Below is a set of records; restate each one word for word.

== Segment start ==

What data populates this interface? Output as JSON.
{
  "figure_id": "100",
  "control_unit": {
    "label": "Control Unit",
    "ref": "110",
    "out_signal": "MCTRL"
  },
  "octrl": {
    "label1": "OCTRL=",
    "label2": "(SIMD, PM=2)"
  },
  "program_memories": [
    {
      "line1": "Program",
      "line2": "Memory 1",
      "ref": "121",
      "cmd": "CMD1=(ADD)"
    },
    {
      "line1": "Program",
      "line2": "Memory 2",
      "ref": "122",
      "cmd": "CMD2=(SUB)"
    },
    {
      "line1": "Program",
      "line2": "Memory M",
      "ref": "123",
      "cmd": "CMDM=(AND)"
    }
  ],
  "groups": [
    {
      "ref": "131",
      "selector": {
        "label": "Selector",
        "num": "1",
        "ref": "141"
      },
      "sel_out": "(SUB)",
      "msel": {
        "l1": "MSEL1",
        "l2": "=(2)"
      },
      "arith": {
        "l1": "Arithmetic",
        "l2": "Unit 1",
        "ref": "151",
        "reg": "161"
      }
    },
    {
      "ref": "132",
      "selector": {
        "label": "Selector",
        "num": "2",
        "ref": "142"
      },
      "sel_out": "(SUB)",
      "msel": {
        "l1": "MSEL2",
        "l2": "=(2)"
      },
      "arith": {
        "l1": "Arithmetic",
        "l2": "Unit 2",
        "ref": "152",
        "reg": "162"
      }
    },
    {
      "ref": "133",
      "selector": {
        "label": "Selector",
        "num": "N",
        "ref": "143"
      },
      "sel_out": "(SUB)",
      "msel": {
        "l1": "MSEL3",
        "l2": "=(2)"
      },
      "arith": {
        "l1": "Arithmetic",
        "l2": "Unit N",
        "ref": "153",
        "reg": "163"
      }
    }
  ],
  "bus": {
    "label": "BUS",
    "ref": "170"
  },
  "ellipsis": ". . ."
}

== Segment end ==

- _WRITTEN ANSWER_:
What data populates this interface? Output as JSON.
{
  "figure_id": "100",
  "control_unit": {
    "label": "Control Unit",
    "ref": "110",
    "out_signal": "MCTRL"
  },
  "octrl": {
    "label1": "OCTRL=",
    "label2": "(SIMD, PM=2)"
  },
  "program_memories": [
    {
      "line1": "Program",
      "line2": "Memory 1",
      "ref": "121",
      "cmd": "CMD1=(ADD)"
    },
    {
      "line1": "Program",
      "line2": "Memory 2",
      "ref": "122",
      "cmd": "CMD2=(SUB)"
    },
    {
      "line1": "Program",
      "line2": "Memory M",
      "ref": "123",
      "cmd": "CMDM=(AND)"
    }
  ],
  "groups": [
    {
      "ref": "131",
      "selector": {
        "label": "Selector",
        "num": "1",
        "ref": "141"
      },
      "sel_out": "(SUB)",
      "msel": {
        "l1": "MSEL1",
        "l2": "=(2)"
      },
      "arith": {
        "l1": "Arithmetic",
        "l2": "Unit 1",
        "ref": "151",
        "reg": "161"
      }
    },
    {
      "ref": "132",
      "selector": {
        "label": "Selector",
        "num": "2",
        "ref": "142"
      },
      "sel_out": "(SUB)",
      "msel": {
        "l1": "MSEL2",
        "l2": "=(2)"
      },
      "arith": {
        "l1": "Arithmetic",
        "l2": "Unit 2",
        "ref": "152",
        "reg": "162"
      }
    },
    {
      "ref": "133",
      "selector": {
        "label": "Selector",
        "num": "N",
        "ref": "143"
      },
      "sel_out": "(SUB)",
      "msel": {
        "l1": "MSEL3",
        "l2": "=(2)"
      },
      "arith": {
        "l1": "Arithmetic",
        "l2": "Unit N",
        "ref": "153",
        "reg": "163"
      }
    }
  ],
  "bus": {
    "label": "BUS",
    "ref": "170"
  },
  "ellipsis": ". . ."
}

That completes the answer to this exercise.